Directions for this task ::
Print all of the data exactly, with no line missing.

====== Records for this task

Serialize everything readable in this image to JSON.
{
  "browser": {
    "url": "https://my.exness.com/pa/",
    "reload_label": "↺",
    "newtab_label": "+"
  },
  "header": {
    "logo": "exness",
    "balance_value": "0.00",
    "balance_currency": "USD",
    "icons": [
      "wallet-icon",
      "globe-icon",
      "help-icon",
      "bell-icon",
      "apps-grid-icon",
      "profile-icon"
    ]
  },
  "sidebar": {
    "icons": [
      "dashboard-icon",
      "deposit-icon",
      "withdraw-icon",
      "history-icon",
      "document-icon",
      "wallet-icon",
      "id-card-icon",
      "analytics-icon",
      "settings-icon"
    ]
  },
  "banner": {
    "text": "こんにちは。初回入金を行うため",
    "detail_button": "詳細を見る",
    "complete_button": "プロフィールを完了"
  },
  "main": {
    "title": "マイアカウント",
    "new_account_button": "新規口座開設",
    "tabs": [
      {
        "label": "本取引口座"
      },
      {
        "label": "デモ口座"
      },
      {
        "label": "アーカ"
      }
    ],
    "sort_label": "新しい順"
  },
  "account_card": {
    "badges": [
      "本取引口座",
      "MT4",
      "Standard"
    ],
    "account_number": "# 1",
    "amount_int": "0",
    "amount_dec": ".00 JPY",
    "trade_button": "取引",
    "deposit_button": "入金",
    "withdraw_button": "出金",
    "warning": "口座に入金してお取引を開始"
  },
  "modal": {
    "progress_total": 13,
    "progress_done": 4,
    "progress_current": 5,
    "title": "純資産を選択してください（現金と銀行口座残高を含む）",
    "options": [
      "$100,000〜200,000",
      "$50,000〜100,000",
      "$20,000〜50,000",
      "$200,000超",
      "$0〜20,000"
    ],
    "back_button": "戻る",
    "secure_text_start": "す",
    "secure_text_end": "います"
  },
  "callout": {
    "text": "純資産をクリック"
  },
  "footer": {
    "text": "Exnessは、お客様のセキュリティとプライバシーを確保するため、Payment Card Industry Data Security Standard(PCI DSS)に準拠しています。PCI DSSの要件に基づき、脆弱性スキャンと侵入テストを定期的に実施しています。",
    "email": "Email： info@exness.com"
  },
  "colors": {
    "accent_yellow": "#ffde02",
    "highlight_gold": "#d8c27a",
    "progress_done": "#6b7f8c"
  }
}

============

Solution to the problem ::
Serialize everything readable in this image to JSON.
{
  "browser": {
    "url": "https://my.exness.com/pa/",
    "reload_label": "↺",
    "newtab_label": "+"
  },
  "header": {
    "logo": "exness",
    "balance_value": "0.00",
    "balance_currency": "USD",
    "icons": [
      "wallet-icon",
      "globe-icon",
      "help-icon",
      "bell-icon",
      "apps-grid-icon",
      "profile-icon"
    ]
  },
  "sidebar": {
    "icons": [
      "dashboard-icon",
      "deposit-icon",
      "withdraw-icon",
      "history-icon",
      "document-icon",
      "wallet-icon",
      "id-card-icon",
      "analytics-icon",
      "settings-icon"
    ]
  },
  "banner": {
    "text": "こんにちは。初回入金を行うため",
    "detail_button": "詳細を見る",
    "complete_button": "プロフィールを完了"
  },
  "main": {
    "title": "マイアカウント",
    "new_account_button": "新規口座開設",
    "tabs": [
      {
        "label": "本取引口座"
      },
      {
        "label": "デモ口座"
      },
      {
        "label": "アーカ"
      }
    ],
    "sort_label": "新しい順"
  },
  "account_card": {
    "badges": [
      "本取引口座",
      "MT4",
      "Standard"
    ],
    "account_number": "# 1",
    "amount_int": "0",
    "amount_dec": ".00 JPY",
    "trade_button": "取引",
    "deposit_button": "入金",
    "withdraw_button": "出金",
    "warning": "口座に入金してお取引を開始"
  },
  "modal": {
    "progress_total": 13,
    "progress_done": 4,
    "progress_current": 5,
    "title": "純資産を選択してください（現金と銀行口座残高を含む）",
    "options": [
      "$100,000〜200,000",
      "$50,000〜100,000",
      "$20,000〜50,000",
      "$200,000超",
      "$0〜20,000"
    ],
    "back_button": "戻る",
    "secure_text_start": "す",
    "secure_text_end": "います"
  },
  "callout": {
    "text": "純資産をクリック"
  },
  "footer": {
    "text": "Exnessは、お客様のセキュリティとプライバシーを確保するため、Payment Card Industry Data Security Standard(PCI DSS)に準拠しています。PCI DSSの要件に基づき、脆弱性スキャンと侵入テストを定期的に実施しています。",
    "email": "Email： info@exness.com"
  },
  "colors": {
    "accent_yellow": "#ffde02",
    "highlight_gold": "#d8c27a",
    "progress_done": "#6b7f8c"
  }
}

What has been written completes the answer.